Is a pediatric nurse salary higher or lower than that of a general registered nurse? The slightly confusing answer to this is “it depends”.
NurseJournal.org’s 2020 Pediatric Nurse Careers and Salary Outlook estimates that pediatric nurses can expect to earn $50,585 to $65,936 on average per year with a median of $60,441. However, there are many factors such as experience, certification, type of workplace, and location that determine a nurse’s salary. In fact, salaries vary widely across the country.
In this article, we will review some of the key factors that affect a pediatric nurse salary, and how pediatric nurses can earn more.
Not All Settings Pay Pediatric Nurses the Same

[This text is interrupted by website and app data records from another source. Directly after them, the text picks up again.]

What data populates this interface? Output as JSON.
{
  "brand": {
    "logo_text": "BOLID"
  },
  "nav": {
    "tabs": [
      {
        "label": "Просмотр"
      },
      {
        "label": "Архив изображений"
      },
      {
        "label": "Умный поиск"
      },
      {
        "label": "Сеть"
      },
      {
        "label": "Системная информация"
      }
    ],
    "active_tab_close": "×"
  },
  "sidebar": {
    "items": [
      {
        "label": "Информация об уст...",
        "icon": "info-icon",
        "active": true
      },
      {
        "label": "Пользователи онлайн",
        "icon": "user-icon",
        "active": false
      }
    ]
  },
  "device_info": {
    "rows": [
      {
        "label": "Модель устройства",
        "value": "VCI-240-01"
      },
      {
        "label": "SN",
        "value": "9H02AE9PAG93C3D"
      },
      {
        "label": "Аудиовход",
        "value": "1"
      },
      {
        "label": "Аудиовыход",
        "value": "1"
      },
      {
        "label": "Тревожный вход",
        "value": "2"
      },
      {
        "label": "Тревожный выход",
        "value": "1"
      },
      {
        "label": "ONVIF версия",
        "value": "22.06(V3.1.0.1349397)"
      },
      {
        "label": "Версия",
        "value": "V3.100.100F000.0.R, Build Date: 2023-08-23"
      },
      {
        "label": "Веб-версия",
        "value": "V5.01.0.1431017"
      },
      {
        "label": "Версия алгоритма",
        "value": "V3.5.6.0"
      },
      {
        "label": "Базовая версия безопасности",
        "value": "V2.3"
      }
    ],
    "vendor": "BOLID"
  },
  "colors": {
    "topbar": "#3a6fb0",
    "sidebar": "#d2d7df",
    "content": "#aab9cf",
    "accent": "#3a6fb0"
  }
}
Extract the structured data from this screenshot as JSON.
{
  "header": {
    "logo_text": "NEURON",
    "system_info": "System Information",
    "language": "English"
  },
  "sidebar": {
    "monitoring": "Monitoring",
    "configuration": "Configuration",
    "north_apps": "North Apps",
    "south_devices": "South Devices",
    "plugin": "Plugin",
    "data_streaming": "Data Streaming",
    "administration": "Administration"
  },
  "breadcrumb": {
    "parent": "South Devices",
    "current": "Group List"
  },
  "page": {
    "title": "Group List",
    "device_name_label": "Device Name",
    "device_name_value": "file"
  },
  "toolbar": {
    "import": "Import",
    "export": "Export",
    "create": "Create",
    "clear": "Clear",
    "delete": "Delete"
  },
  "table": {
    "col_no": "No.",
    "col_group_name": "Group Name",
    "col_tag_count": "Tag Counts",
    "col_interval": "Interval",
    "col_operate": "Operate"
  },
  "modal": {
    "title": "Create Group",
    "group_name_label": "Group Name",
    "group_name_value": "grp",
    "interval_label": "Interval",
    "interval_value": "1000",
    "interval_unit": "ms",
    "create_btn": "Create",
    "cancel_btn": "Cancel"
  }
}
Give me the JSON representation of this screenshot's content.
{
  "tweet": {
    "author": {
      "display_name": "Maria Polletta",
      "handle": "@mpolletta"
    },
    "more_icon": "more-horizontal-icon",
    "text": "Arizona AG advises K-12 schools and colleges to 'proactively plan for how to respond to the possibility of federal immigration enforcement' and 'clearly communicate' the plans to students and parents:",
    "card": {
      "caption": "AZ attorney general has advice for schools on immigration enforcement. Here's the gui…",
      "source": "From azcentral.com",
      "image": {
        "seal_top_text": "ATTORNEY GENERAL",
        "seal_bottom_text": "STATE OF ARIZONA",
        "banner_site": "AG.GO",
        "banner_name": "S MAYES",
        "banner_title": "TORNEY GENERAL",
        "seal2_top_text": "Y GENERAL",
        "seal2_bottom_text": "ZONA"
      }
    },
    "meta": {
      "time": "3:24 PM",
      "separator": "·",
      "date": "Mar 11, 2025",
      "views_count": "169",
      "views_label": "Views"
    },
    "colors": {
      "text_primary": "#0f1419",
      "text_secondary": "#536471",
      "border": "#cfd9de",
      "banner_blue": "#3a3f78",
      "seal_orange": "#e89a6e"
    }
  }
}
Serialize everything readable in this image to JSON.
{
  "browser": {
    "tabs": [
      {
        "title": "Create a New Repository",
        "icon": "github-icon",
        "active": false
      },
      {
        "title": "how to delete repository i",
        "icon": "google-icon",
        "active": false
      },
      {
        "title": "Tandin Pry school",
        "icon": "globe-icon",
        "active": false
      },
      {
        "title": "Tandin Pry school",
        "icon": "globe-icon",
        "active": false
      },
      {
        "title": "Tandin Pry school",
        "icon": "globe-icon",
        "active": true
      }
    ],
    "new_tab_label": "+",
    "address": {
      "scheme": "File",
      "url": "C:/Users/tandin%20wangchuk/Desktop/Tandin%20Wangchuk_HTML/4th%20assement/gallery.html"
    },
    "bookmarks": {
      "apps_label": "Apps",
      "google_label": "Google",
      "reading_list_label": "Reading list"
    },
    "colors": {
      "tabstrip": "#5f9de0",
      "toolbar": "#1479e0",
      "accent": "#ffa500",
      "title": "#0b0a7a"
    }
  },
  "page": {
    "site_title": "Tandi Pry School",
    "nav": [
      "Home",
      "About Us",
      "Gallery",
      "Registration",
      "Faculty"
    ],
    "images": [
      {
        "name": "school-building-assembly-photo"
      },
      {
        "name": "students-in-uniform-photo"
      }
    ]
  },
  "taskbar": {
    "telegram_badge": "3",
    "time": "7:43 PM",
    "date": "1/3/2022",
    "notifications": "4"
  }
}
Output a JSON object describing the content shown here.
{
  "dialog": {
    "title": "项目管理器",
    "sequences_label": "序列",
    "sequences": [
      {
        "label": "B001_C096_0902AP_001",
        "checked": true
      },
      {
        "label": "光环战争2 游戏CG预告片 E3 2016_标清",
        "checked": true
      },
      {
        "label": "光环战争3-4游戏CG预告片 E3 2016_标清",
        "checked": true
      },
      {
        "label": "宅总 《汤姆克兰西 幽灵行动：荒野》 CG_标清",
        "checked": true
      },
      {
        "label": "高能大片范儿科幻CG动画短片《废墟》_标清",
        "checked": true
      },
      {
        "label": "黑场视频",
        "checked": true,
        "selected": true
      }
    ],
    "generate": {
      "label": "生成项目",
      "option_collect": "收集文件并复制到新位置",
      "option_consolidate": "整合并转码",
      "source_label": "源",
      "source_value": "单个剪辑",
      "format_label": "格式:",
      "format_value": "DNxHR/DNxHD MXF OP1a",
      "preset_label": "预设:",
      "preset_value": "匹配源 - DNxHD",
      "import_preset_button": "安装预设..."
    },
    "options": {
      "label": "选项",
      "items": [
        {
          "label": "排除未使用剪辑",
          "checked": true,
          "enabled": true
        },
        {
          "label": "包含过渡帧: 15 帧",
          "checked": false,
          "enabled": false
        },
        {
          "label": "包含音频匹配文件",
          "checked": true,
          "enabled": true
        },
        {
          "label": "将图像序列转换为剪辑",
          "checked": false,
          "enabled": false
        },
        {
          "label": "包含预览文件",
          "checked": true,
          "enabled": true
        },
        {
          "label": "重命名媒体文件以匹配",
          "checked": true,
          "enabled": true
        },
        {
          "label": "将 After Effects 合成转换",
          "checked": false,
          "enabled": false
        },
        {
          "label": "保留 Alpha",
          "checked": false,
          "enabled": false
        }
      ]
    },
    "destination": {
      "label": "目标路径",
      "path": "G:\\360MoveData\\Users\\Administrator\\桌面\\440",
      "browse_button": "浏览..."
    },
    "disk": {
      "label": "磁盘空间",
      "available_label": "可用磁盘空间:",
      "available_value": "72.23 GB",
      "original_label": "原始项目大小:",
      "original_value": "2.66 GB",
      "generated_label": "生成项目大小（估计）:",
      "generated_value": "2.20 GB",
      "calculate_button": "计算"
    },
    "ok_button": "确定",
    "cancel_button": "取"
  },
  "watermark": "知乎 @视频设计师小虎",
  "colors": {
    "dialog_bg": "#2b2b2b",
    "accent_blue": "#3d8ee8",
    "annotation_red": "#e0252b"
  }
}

Pediatric nurses can be found in a wide variety of workplaces. Some of the most common include:
- Pediatrician’s offices
- Home care agencies
- Community health clinics
- Pediatric floors in a general hospital
- Pediatric intensive care units (PICUs)
- Neonatal intensive care units (NICUs)
Your selected area of practice will ultimately determine your pediatric nurse salary. In general, you can expect a higher salary for more intense workplaces, such as a PICU, and slightly lower wages for lower intensity practice settings like a doctor’s office.
Certified Pediatric Nurses (CPNs) Earn More
If you have experience working in pediatric nursing and you enjoy working with the population, you might consider becoming a Certified Pediatric Nurse (CPN).
According to the Pediatric Nursing Certification Board, in order to take the pediatric nursing certification exam you must meet the following requirements:
“You will need a current, valid, unrestricted, and unencumbered Registered Nurse (RN) license in the U.S., Canada, American Samoa, Guam, Northern Mariana Islands or the U.S. Virgin Islands at the time of application, plus:
- A minimum of 1800 hours of pediatric clinical experience completed within the past 24 months as an RN, or
- A minimum of 5 years as an RN in pediatric nursing and 3,000 hours in pediatric nursing within the last 5 years with a minimum of 1,000 hours within the past 24 months (use only if unable to meet the above option)”
Surveys have shown that certified nurses earn higher wages than those who aren’t certified.
Additionally, some employers will pay or reimburse you for the cost of certification or offer a pay differential for earning a certification in a specialty.
Other Factors That Affect Pediatric Nurse Salary Amounts
In addition to where you work and whether you choose to earn a specialty certified, there are a number of other factors that influence how much you make as a pediatric nurse.
While only an Associate’s (ADN) is required for initial licensure, it can be advantageous for you to pursue further education. Earning a Bachelor’s, Master’s, or other advanced degrees in nursing can help you qualify for jobs with expanded responsibilities and higher pay.
The number of years of experience you have in nursing in general and in the pediatric specialty will affect the compensation rates offered by an employer. Nurses with less than 5 years of experience can expect salaries on the lower end of the pay range, while nurses with 10-20 years will be at the top end.
Although we mentioned some average annual salaries at the beginning of the article, salaries for nurses can vary dramatically depending on the state in which you live and practice.
For example, pediatric nurses who practice in states in the northeast or California can expect higher-than-average salaries. In the center of the country, salaries are usually lower.
Explore Pediatric Nurse Salaries Across the U.S.
Wondering what kind of pediatric nurse salary you can expect in your area? Incredible Health offers a free nurse salary estimator that allows you to see the estimated pay ranges for a nurse across the United States. Find out how much you could be making now!